Minister for Infrastructure and Transport Darren Chester, Deputy Prime Minister and New England MP Barnaby Joyce and Civil Aviation Safety Authority (CASA) chairman Jeff Boyd were in attendance, along with about 300 pilots and industry members.
One of the main issues raised was about the Automatic Dependent Surveillance Broadcast (ADS-B) being implemented in Australia three years ahead of the US.
Aviators are angry this will make the aircraft-tracking units more expensive; Aminta Hennessy – who runs Clamback and Hennessy flying school at Bankstown – is up for $127,000 to install the units for the aircraft used in her business.
Mr Morgan said CASA estimated it would cost the industry $36 million to be compliant.
He said over-regulation of Australia’s aviators was costing jobs and would shut the industry down.
“The units allow air traffic controllers to see location, speed and altitude of aircraft, and brings us into the digital age,” Mr Morgan said.
“Absolutely nobody is opposed to the implementation, but (CASA) is forcing the Australian public and industry to meet compliance three years ahead of (the US and New Zealand).
“We see this issue as a litmus of the broader issue, which is the fact that the regulator is not listening to the industry and aviators.”
Mr Joyce said he didn’t want regulations for the sake of regulations.
“To stop all plane crashes, you can only make it illegal to fly,” he said.
Mr Chester said he couldn’t give a clear yes or no answer to whether the mandate could be pushed back to 2021 in Australia, but he encouraged the industry to communicate with the CASA chairman.
Mr Morgan said the rally made it clear that the safety authority was not carrying out what the industry wanted, and said the chairman of CASA admitted he had no control over his organisation.

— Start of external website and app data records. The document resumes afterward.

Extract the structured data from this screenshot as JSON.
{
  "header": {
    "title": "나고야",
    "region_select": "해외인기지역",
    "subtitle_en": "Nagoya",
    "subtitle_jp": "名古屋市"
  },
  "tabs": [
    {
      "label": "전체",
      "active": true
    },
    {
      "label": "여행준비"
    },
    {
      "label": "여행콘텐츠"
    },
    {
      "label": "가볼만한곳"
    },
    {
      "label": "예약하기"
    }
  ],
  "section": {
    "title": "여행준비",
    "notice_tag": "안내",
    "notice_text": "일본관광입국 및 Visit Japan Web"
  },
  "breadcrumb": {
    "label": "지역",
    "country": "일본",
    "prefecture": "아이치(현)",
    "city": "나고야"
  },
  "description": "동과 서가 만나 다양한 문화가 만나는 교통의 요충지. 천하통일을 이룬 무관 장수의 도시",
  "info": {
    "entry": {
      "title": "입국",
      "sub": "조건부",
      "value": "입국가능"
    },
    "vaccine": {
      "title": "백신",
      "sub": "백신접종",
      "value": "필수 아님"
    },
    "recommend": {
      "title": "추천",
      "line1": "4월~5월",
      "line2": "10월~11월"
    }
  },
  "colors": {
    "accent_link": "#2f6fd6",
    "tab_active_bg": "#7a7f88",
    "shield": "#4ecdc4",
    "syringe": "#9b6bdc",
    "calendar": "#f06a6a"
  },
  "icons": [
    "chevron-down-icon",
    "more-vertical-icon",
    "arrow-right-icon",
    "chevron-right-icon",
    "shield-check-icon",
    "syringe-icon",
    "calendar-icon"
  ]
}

“Our national aviation safety regulator is being run by a board who are applying bandaids to the problem and do not have direct control over issues,” he said.